*EXERCISE AIM*. Reproduce the listing below verbatim.

*RECORDS PROVIDED*.
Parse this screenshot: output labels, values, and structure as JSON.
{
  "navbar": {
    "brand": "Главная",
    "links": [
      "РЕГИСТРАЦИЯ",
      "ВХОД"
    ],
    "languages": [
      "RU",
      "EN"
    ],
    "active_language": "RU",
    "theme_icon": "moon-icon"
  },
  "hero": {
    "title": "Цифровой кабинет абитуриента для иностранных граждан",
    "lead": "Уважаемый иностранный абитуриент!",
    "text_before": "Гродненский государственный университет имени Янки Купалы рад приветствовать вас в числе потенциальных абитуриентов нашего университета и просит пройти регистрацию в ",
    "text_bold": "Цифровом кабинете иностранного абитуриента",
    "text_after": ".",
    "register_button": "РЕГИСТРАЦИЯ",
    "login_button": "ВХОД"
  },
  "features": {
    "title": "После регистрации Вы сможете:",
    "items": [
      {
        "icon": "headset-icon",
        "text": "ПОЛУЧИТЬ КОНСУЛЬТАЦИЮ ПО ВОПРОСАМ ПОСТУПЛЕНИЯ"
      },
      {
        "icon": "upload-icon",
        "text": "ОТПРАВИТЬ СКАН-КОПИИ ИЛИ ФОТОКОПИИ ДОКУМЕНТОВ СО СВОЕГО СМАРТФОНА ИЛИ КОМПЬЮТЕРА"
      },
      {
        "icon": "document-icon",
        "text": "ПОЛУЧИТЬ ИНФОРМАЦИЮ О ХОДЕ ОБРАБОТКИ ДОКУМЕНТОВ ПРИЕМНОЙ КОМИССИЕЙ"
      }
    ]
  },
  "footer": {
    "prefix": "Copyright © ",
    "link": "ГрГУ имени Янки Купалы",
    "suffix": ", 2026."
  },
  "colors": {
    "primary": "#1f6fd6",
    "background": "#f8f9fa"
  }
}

*SOLUTION TO THIS PROBLEM*.
Parse this screenshot: output labels, values, and structure as JSON.
{
  "navbar": {
    "brand": "Главная",
    "links": [
      "РЕГИСТРАЦИЯ",
      "ВХОД"
    ],
    "languages": [
      "RU",
      "EN"
    ],
    "active_language": "RU",
    "theme_icon": "moon-icon"
  },
  "hero": {
    "title": "Цифровой кабинет абитуриента для иностранных граждан",
    "lead": "Уважаемый иностранный абитуриент!",
    "text_before": "Гродненский государственный университет имени Янки Купалы рад приветствовать вас в числе потенциальных абитуриентов нашего университета и просит пройти регистрацию в ",
    "text_bold": "Цифровом кабинете иностранного абитуриента",
    "text_after": ".",
    "register_button": "РЕГИСТРАЦИЯ",
    "login_button": "ВХОД"
  },
  "features": {
    "title": "После регистрации Вы сможете:",
    "items": [
      {
        "icon": "headset-icon",
        "text": "ПОЛУЧИТЬ КОНСУЛЬТАЦИЮ ПО ВОПРОСАМ ПОСТУПЛЕНИЯ"
      },
      {
        "icon": "upload-icon",
        "text": "ОТПРАВИТЬ СКАН-КОПИИ ИЛИ ФОТОКОПИИ ДОКУМЕНТОВ СО СВОЕГО СМАРТФОНА ИЛИ КОМПЬЮТЕРА"
      },
      {
        "icon": "document-icon",
        "text": "ПОЛУЧИТЬ ИНФОРМАЦИЮ О ХОДЕ ОБРАБОТКИ ДОКУМЕНТОВ ПРИЕМНОЙ КОМИССИЕЙ"
      }
    ]
  },
  "footer": {
    "prefix": "Copyright © ",
    "link": "ГрГУ имени Янки Купалы",
    "suffix": ", 2026."
  },
  "colors": {
    "primary": "#1f6fd6",
    "background": "#f8f9fa"
  }
}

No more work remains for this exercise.